─── Entries shown ───
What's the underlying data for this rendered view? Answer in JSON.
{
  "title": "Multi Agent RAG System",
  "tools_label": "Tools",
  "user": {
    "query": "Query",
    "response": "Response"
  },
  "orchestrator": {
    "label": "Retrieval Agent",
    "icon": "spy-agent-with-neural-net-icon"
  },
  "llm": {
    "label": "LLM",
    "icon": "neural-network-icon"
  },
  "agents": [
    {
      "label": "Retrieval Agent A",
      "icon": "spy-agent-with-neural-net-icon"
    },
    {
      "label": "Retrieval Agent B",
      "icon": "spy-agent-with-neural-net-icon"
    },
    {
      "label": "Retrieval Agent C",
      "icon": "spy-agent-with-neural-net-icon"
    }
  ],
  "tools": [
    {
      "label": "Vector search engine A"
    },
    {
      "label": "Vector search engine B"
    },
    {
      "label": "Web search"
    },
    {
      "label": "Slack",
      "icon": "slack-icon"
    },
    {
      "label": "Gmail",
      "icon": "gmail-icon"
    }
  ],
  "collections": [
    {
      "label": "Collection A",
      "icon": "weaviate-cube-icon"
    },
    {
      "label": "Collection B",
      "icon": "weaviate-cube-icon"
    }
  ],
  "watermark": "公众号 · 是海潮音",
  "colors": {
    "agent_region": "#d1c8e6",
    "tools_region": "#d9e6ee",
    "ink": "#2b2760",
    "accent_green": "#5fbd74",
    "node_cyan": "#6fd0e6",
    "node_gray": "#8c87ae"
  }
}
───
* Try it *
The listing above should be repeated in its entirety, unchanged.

* Result of this task *
What's the underlying data for this rendered view? Answer in JSON.
{
  "title": "Multi Agent RAG System",
  "tools_label": "Tools",
  "user": {
    "query": "Query",
    "response": "Response"
  },
  "orchestrator": {
    "label": "Retrieval Agent",
    "icon": "spy-agent-with-neural-net-icon"
  },
  "llm": {
    "label": "LLM",
    "icon": "neural-network-icon"
  },
  "agents": [
    {
      "label": "Retrieval Agent A",
      "icon": "spy-agent-with-neural-net-icon"
    },
    {
      "label": "Retrieval Agent B",
      "icon": "spy-agent-with-neural-net-icon"
    },
    {
      "label": "Retrieval Agent C",
      "icon": "spy-agent-with-neural-net-icon"
    }
  ],
  "tools": [
    {
      "label": "Vector search engine A"
    },
    {
      "label": "Vector search engine B"
    },
    {
      "label": "Web search"
    },
    {
      "label": "Slack",
      "icon": "slack-icon"
    },
    {
      "label": "Gmail",
      "icon": "gmail-icon"
    }
  ],
  "collections": [
    {
      "label": "Collection A",
      "icon": "weaviate-cube-icon"
    },
    {
      "label": "Collection B",
      "icon": "weaviate-cube-icon"
    }
  ],
  "watermark": "公众号 · 是海潮音",
  "colors": {
    "agent_region": "#d1c8e6",
    "tools_region": "#d9e6ee",
    "ink": "#2b2760",
    "accent_green": "#5fbd74",
    "node_cyan": "#6fd0e6",
    "node_gray": "#8c87ae"
  }
}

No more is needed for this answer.